§ **ASSIGNMENT**:
Considering every line below, count those with the word "Contacts" and give only the result.

------------------------------

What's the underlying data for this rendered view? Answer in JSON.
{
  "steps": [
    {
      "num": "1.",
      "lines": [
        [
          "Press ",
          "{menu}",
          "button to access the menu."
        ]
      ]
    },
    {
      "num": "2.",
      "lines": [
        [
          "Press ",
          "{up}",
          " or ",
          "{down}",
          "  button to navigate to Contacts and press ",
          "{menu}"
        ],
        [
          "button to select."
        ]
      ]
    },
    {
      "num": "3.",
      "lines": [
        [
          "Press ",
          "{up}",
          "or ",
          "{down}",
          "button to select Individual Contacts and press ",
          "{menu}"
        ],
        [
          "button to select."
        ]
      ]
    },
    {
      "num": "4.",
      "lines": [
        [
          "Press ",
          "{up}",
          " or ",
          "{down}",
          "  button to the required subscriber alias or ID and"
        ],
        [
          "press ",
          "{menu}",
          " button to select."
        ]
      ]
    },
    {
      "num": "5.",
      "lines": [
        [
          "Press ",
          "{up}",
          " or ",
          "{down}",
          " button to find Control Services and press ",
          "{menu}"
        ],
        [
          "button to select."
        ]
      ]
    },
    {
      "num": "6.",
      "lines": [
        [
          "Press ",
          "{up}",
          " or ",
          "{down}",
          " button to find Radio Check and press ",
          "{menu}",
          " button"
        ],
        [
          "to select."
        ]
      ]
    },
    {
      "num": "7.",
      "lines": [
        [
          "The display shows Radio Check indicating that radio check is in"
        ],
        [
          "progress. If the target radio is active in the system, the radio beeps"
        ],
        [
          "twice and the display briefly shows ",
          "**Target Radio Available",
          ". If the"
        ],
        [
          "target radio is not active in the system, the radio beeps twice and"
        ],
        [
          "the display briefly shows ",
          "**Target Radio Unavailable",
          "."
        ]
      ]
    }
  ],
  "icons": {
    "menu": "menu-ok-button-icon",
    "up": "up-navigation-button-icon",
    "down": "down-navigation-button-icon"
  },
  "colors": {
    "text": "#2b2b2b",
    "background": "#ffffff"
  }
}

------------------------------

§ **EXPECTED OUTPUT**:
2